■ Task directions ■
Go through the data below and return each line where the string "studio" appears.

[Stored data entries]
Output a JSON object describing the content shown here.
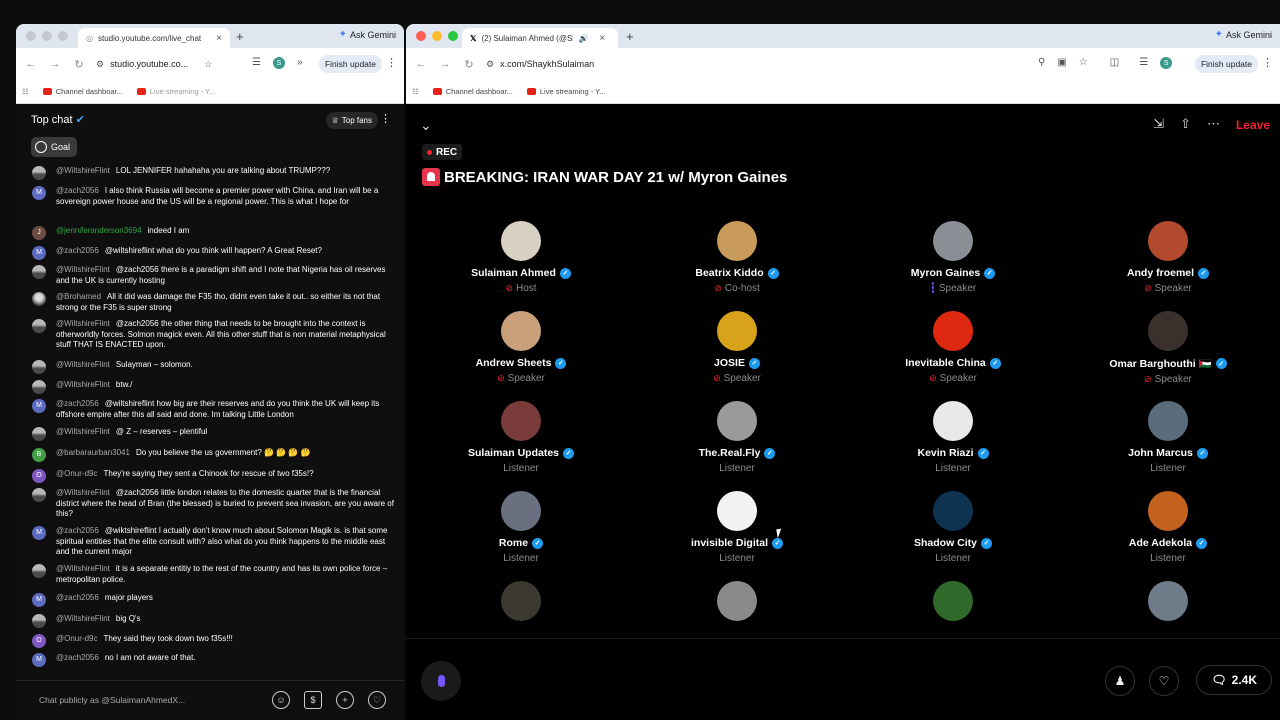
{
  "left_window": {
    "tab_title": "studio.youtube.com/live_chat",
    "new_tab": "+",
    "gemini": "Ask Gemini",
    "url": "studio.youtube.co...",
    "finish_update": "Finish update",
    "bookmarks": [
      "Channel dashboar...",
      "Live streaming - Y..."
    ],
    "chat": {
      "title": "Top chat",
      "goal": "Goal",
      "top_fans": "Top fans",
      "input_placeholder": "Chat publicly as @SulaimanAhmedX...",
      "messages": [
        {
          "author": "@WiltshireFlint",
          "text": "LOL JENNIFER hahahaha you are talking about TRUMP???",
          "avatar": "img",
          "initial": ""
        },
        {
          "author": "@zach2056",
          "text": "I also think Russia will become a premier power with China. and Iran will be a sovereign power house and the US will be a regional power. This is what I hope for",
          "avatar": "m",
          "initial": "M"
        },
        {
          "author": "@jenniferanderson3694",
          "text": "indeed I am",
          "avatar": "j",
          "initial": "J",
          "green": true
        },
        {
          "author": "@zach2056",
          "text": "@wiltshireflint what do you think will happen? A Great Reset?",
          "avatar": "m",
          "initial": "M"
        },
        {
          "author": "@WiltshireFlint",
          "text": "@zach2056 there is a paradigm shift and I note that Nigeria has oil reserves and the UK is currently hosting",
          "avatar": "img",
          "initial": ""
        },
        {
          "author": "@Brohamed",
          "text": "All it did was damage the F35 tho, didnt even take it out.. so either its not that strong or the F35 is super strong",
          "avatar": "img2",
          "initial": ""
        },
        {
          "author": "@WiltshireFlint",
          "text": "@zach2056 the other thing that needs to be brought into the context is otherworldly forces. Solmon magick even. All this other stuff that is non material metaphysical stuff THAT IS ENACTED upon.",
          "avatar": "img",
          "initial": ""
        },
        {
          "author": "@WiltshireFlint",
          "text": "Sulayman – solomon.",
          "avatar": "img",
          "initial": ""
        },
        {
          "author": "@WiltshireFlint",
          "text": "btw./",
          "avatar": "img",
          "initial": ""
        },
        {
          "author": "@zach2056",
          "text": "@wiltshireflint how big are their reserves and do you think the UK will keep its offshore empire after this all said and done. Im talking Little London",
          "avatar": "m",
          "initial": "M"
        },
        {
          "author": "@WiltshireFlint",
          "text": "@ Z – reserves – plentiful",
          "avatar": "img",
          "initial": ""
        },
        {
          "author": "@barbaraurban3041",
          "text": "Do you believe the us government? 🤔 🤔 🤔 🤔",
          "avatar": "b",
          "initial": "B"
        },
        {
          "author": "@Onur-d9c",
          "text": "They're saying they sent a Chinook for rescue of two f35s!?",
          "avatar": "o",
          "initial": "O"
        },
        {
          "author": "@WiltshireFlint",
          "text": "@zach2056 little london relates to the domestic quarter that is the financial district where the head of Bran (the blessed) is buried to prevent sea invasion, are you aware of this?",
          "avatar": "img",
          "initial": ""
        },
        {
          "author": "@zach2056",
          "text": "@wiktshireflint I actually don't know much about Solomon Magik is. is that some spiritual entities that the elite consult with? also what do you think happens to the middle east and the current major",
          "avatar": "m",
          "initial": "M"
        },
        {
          "author": "@WiltshireFlint",
          "text": "it is a separate entitiy to the rest of the country and has its own police force – metropolitan police.",
          "avatar": "img",
          "initial": ""
        },
        {
          "author": "@zach2056",
          "text": "major players",
          "avatar": "m",
          "initial": "M"
        },
        {
          "author": "@WiltshireFlint",
          "text": "big Q's",
          "avatar": "img",
          "initial": ""
        },
        {
          "author": "@Onur-d9c",
          "text": "They said they took down two f35s!!!",
          "avatar": "o",
          "initial": "O"
        },
        {
          "author": "@zach2056",
          "text": "no I am not aware of that.",
          "avatar": "m",
          "initial": "M"
        }
      ]
    }
  },
  "right_window": {
    "tab_title": "(2) Sulaiman Ahmed (@Sl",
    "new_tab": "+",
    "gemini": "Ask Gemini",
    "url": "x.com/ShaykhSulaiman",
    "finish_update": "Finish update",
    "bookmarks": [
      "Channel dashboar...",
      "Live streaming - Y..."
    ],
    "space": {
      "rec": "REC",
      "title": "BREAKING: IRAN WAR DAY 21 w/ Myron Gaines",
      "leave": "Leave",
      "listener_count": "2.4K",
      "participants": [
        {
          "name": "Sulaiman Ahmed",
          "role": "Host",
          "icon": "muted",
          "color": "#d9d0c4"
        },
        {
          "name": "Beatrix Kiddo",
          "role": "Co-host",
          "icon": "muted",
          "color": "#c99b5a"
        },
        {
          "name": "Myron Gaines",
          "role": "Speaker",
          "icon": "talking",
          "color": "#8a8f96"
        },
        {
          "name": "Andy froemel",
          "role": "Speaker",
          "icon": "muted",
          "color": "#b24a2e"
        },
        {
          "name": "Andrew Sheets",
          "role": "Speaker",
          "icon": "muted",
          "color": "#c9a07a"
        },
        {
          "name": "JOSIE",
          "role": "Speaker",
          "icon": "muted",
          "color": "#d9a21b"
        },
        {
          "name": "Inevitable China",
          "role": "Speaker",
          "icon": "muted",
          "color": "#de2910"
        },
        {
          "name": "Omar Barghouthi 🇵🇸",
          "role": "Speaker",
          "icon": "muted",
          "color": "#3a302c"
        },
        {
          "name": "Sulaiman Updates",
          "role": "Listener",
          "icon": "none",
          "color": "#7a3b3b"
        },
        {
          "name": "The.Real.Fly",
          "role": "Listener",
          "icon": "none",
          "color": "#9a9a9a"
        },
        {
          "name": "Kevin Riazi",
          "role": "Listener",
          "icon": "none",
          "color": "#e8e8e8"
        },
        {
          "name": "John Marcus",
          "role": "Listener",
          "icon": "none",
          "color": "#5a6b7a"
        },
        {
          "name": "Rome",
          "role": "Listener",
          "icon": "none",
          "color": "#6a7080"
        },
        {
          "name": "invisible Digital",
          "role": "Listener",
          "icon": "none",
          "color": "#f2f2f2"
        },
        {
          "name": "Shadow City",
          "role": "Listener",
          "icon": "none",
          "color": "#0e3350"
        },
        {
          "name": "Ade Adekola",
          "role": "Listener",
          "icon": "none",
          "color": "#c3621f"
        },
        {
          "name": "",
          "role": "",
          "icon": "none",
          "color": "#3c3a30"
        },
        {
          "name": "",
          "role": "",
          "icon": "none",
          "color": "#8a8a8a"
        },
        {
          "name": "",
          "role": "",
          "icon": "none",
          "color": "#2f6a2a"
        },
        {
          "name": "",
          "role": "",
          "icon": "none",
          "color": "#6d7c88"
        }
      ]
    }
  }
}
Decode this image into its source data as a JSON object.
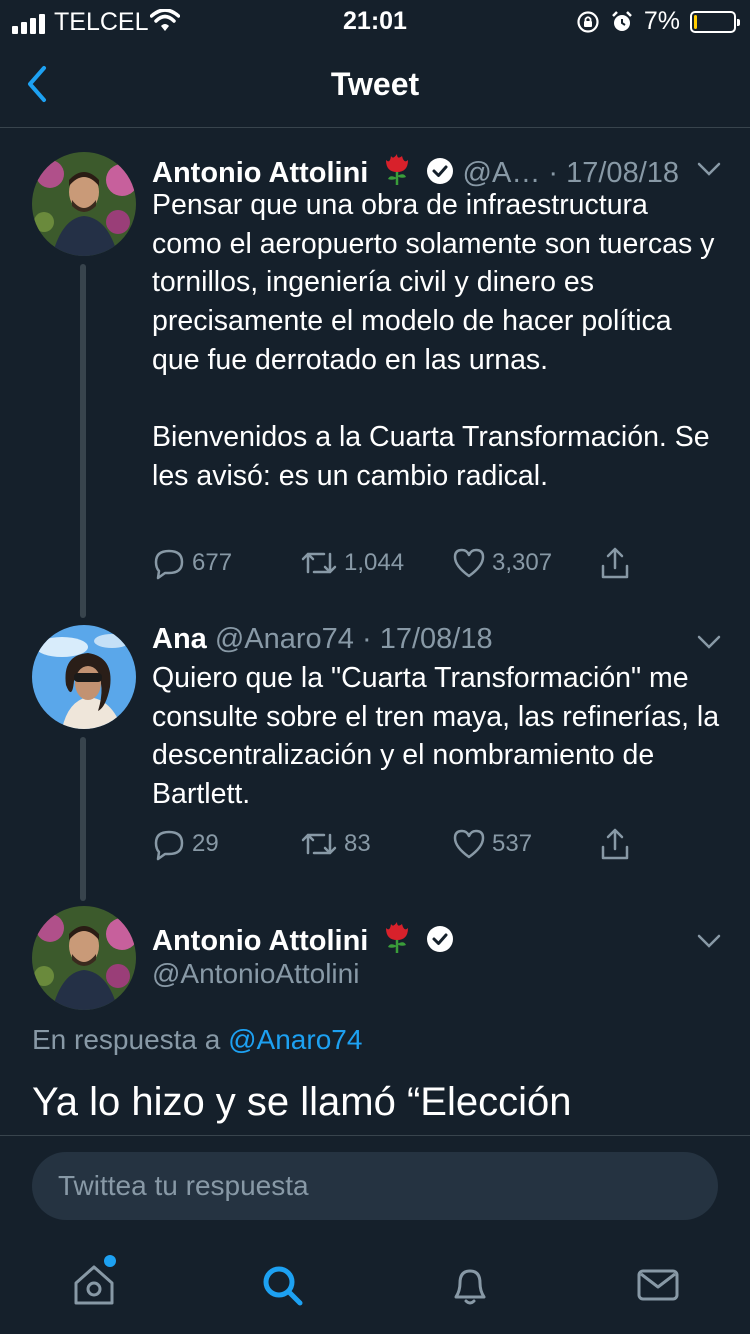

■ Completed task ■
    "tab_title": "studio.youtube.com/live_chat",
    "url": "studio.youtube.co...",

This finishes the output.